Required action
Copy the complete listing exactly as shown.

*** Block opens ***

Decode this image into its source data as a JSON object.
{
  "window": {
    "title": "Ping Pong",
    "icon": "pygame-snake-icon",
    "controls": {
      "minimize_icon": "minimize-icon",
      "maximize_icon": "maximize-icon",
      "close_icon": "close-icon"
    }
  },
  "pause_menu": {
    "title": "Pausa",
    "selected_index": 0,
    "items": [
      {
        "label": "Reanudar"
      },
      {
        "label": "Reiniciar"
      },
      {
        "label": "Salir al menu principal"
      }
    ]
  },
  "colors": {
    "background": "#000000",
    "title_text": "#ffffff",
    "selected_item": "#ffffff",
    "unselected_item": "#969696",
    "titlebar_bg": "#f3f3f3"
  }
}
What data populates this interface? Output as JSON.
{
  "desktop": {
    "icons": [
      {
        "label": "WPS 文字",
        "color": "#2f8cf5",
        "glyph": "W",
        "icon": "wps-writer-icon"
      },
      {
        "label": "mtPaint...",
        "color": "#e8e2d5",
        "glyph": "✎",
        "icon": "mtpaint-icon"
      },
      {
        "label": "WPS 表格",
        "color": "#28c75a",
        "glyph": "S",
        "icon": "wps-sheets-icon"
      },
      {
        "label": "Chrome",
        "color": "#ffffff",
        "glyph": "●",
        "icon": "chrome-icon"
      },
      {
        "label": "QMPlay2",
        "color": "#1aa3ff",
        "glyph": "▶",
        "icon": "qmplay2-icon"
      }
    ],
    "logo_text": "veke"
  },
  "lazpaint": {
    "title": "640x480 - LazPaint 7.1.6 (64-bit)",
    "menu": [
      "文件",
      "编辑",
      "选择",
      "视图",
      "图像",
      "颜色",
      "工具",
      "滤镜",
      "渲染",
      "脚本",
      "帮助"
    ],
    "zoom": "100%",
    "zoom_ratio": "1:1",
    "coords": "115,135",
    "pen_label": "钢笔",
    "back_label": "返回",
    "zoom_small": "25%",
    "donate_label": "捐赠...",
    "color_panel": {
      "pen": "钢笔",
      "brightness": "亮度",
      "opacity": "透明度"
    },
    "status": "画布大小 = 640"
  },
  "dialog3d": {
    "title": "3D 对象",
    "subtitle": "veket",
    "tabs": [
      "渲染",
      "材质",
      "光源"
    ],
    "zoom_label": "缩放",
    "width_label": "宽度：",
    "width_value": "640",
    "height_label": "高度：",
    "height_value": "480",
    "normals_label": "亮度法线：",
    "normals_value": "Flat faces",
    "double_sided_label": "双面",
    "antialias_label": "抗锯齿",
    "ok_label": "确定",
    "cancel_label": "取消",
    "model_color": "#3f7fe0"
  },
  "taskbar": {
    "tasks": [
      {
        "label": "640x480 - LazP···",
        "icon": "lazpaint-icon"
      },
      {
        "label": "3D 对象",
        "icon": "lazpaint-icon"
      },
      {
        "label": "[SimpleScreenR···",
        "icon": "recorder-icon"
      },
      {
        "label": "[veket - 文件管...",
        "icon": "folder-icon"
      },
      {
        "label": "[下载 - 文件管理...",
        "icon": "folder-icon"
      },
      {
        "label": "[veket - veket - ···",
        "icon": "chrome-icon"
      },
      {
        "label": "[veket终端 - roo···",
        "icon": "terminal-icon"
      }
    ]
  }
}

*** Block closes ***

The completed task
Decode this image into its source data as a JSON object.
{
  "window": {
    "title": "Ping Pong",
    "icon": "pygame-snake-icon",
    "controls": {
      "minimize_icon": "minimize-icon",
      "maximize_icon": "maximize-icon",
      "close_icon": "close-icon"
    }
  },
  "pause_menu": {
    "title": "Pausa",
    "selected_index": 0,
    "items": [
      {
        "label": "Reanudar"
      },
      {
        "label": "Reiniciar"
      },
      {
        "label": "Salir al menu principal"
      }
    ]
  },
  "colors": {
    "background": "#000000",
    "title_text": "#ffffff",
    "selected_item": "#ffffff",
    "unselected_item": "#969696",
    "titlebar_bg": "#f3f3f3"
  }
}
What data populates this interface? Output as JSON.
{
  "desktop": {
    "icons": [
      {
        "label": "WPS 文字",
        "color": "#2f8cf5",
        "glyph": "W",
        "icon": "wps-writer-icon"
      },
      {
        "label": "mtPaint...",
        "color": "#e8e2d5",
        "glyph": "✎",
        "icon": "mtpaint-icon"
      },
      {
        "label": "WPS 表格",
        "color": "#28c75a",
        "glyph": "S",
        "icon": "wps-sheets-icon"
      },
      {
        "label": "Chrome",
        "color": "#ffffff",
        "glyph": "●",
        "icon": "chrome-icon"
      },
      {
        "label": "QMPlay2",
        "color": "#1aa3ff",
        "glyph": "▶",
        "icon": "qmplay2-icon"
      }
    ],
    "logo_text": "veke"
  },
  "lazpaint": {
    "title": "640x480 - LazPaint 7.1.6 (64-bit)",
    "menu": [
      "文件",
      "编辑",
      "选择",
      "视图",
      "图像",
      "颜色",
      "工具",
      "滤镜",
      "渲染",
      "脚本",
      "帮助"
    ],
    "zoom": "100%",
    "zoom_ratio": "1:1",
    "coords": "115,135",
    "pen_label": "钢笔",
    "back_label": "返回",
    "zoom_small": "25%",
    "donate_label": "捐赠...",
    "color_panel": {
      "pen": "钢笔",
      "brightness": "亮度",
      "opacity": "透明度"
    },
    "status": "画布大小 = 640"
  },
  "dialog3d": {
    "title": "3D 对象",
    "subtitle": "veket",
    "tabs": [
      "渲染",
      "材质",
      "光源"
    ],
    "zoom_label": "缩放",
    "width_label": "宽度：",
    "width_value": "640",
    "height_label": "高度：",
    "height_value": "480",
    "normals_label": "亮度法线：",
    "normals_value": "Flat faces",
    "double_sided_label": "双面",
    "antialias_label": "抗锯齿",
    "ok_label": "确定",
    "cancel_label": "取消",
    "model_color": "#3f7fe0"
  },
  "taskbar": {
    "tasks": [
      {
        "label": "640x480 - LazP···",
        "icon": "lazpaint-icon"
      },
      {
        "label": "3D 对象",
        "icon": "lazpaint-icon"
      },
      {
        "label": "[SimpleScreenR···",
        "icon": "recorder-icon"
      },
      {
        "label": "[veket - 文件管...",
        "icon": "folder-icon"
      },
      {
        "label": "[下载 - 文件管理...",
        "icon": "folder-icon"
      },
      {
        "label": "[veket - veket - ···",
        "icon": "chrome-icon"
      },
      {
        "label": "[veket终端 - roo···",
        "icon": "terminal-icon"
      }
    ]
  }
}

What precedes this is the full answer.